**Goal of the exercise:** The response must consist of every line of the listing, reproduced verbatim.

--

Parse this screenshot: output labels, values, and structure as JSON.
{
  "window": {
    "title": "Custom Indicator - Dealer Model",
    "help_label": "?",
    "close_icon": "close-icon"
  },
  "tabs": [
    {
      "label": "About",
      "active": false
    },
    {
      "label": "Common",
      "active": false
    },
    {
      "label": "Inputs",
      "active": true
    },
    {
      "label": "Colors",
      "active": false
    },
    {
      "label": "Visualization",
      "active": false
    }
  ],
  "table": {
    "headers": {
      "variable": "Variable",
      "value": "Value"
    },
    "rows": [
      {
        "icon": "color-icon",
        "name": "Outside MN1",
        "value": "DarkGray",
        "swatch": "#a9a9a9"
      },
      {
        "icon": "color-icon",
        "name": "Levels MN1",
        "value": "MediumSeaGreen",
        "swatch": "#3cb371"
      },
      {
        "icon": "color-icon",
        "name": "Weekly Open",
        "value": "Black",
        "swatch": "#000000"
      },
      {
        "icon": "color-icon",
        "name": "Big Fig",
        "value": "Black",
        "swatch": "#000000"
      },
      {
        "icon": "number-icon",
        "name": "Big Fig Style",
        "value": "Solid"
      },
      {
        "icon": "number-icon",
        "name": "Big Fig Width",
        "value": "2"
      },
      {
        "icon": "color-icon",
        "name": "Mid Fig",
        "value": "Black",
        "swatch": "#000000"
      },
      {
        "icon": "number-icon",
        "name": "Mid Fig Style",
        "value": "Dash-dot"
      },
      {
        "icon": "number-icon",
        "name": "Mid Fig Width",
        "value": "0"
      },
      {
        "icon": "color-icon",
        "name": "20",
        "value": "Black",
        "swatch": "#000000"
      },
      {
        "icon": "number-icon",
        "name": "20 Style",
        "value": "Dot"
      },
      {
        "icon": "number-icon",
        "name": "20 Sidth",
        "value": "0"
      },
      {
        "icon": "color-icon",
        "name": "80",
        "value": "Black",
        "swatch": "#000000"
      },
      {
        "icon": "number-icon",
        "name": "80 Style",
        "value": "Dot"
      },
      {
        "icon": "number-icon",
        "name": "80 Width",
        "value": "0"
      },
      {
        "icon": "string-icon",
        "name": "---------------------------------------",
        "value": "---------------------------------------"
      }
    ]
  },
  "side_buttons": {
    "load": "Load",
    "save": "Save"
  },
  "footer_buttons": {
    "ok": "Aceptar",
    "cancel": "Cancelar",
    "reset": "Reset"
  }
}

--

**Exercise answer:**
Parse this screenshot: output labels, values, and structure as JSON.
{
  "window": {
    "title": "Custom Indicator - Dealer Model",
    "help_label": "?",
    "close_icon": "close-icon"
  },
  "tabs": [
    {
      "label": "About",
      "active": false
    },
    {
      "label": "Common",
      "active": false
    },
    {
      "label": "Inputs",
      "active": true
    },
    {
      "label": "Colors",
      "active": false
    },
    {
      "label": "Visualization",
      "active": false
    }
  ],
  "table": {
    "headers": {
      "variable": "Variable",
      "value": "Value"
    },
    "rows": [
      {
        "icon": "color-icon",
        "name": "Outside MN1",
        "value": "DarkGray",
        "swatch": "#a9a9a9"
      },
      {
        "icon": "color-icon",
        "name": "Levels MN1",
        "value": "MediumSeaGreen",
        "swatch": "#3cb371"
      },
      {
        "icon": "color-icon",
        "name": "Weekly Open",
        "value": "Black",
        "swatch": "#000000"
      },
      {
        "icon": "color-icon",
        "name": "Big Fig",
        "value": "Black",
        "swatch": "#000000"
      },
      {
        "icon": "number-icon",
        "name": "Big Fig Style",
        "value": "Solid"
      },
      {
        "icon": "number-icon",
        "name": "Big Fig Width",
        "value": "2"
      },
      {
        "icon": "color-icon",
        "name": "Mid Fig",
        "value": "Black",
        "swatch": "#000000"
      },
      {
        "icon": "number-icon",
        "name": "Mid Fig Style",
        "value": "Dash-dot"
      },
      {
        "icon": "number-icon",
        "name": "Mid Fig Width",
        "value": "0"
      },
      {
        "icon": "color-icon",
        "name": "20",
        "value": "Black",
        "swatch": "#000000"
      },
      {
        "icon": "number-icon",
        "name": "20 Style",
        "value": "Dot"
      },
      {
        "icon": "number-icon",
        "name": "20 Sidth",
        "value": "0"
      },
      {
        "icon": "color-icon",
        "name": "80",
        "value": "Black",
        "swatch": "#000000"
      },
      {
        "icon": "number-icon",
        "name": "80 Style",
        "value": "Dot"
      },
      {
        "icon": "number-icon",
        "name": "80 Width",
        "value": "0"
      },
      {
        "icon": "string-icon",
        "name": "---------------------------------------",
        "value": "---------------------------------------"
      }
    ]
  },
  "side_buttons": {
    "load": "Load",
    "save": "Save"
  },
  "footer_buttons": {
    "ok": "Aceptar",
    "cancel": "Cancelar",
    "reset": "Reset"
  }
}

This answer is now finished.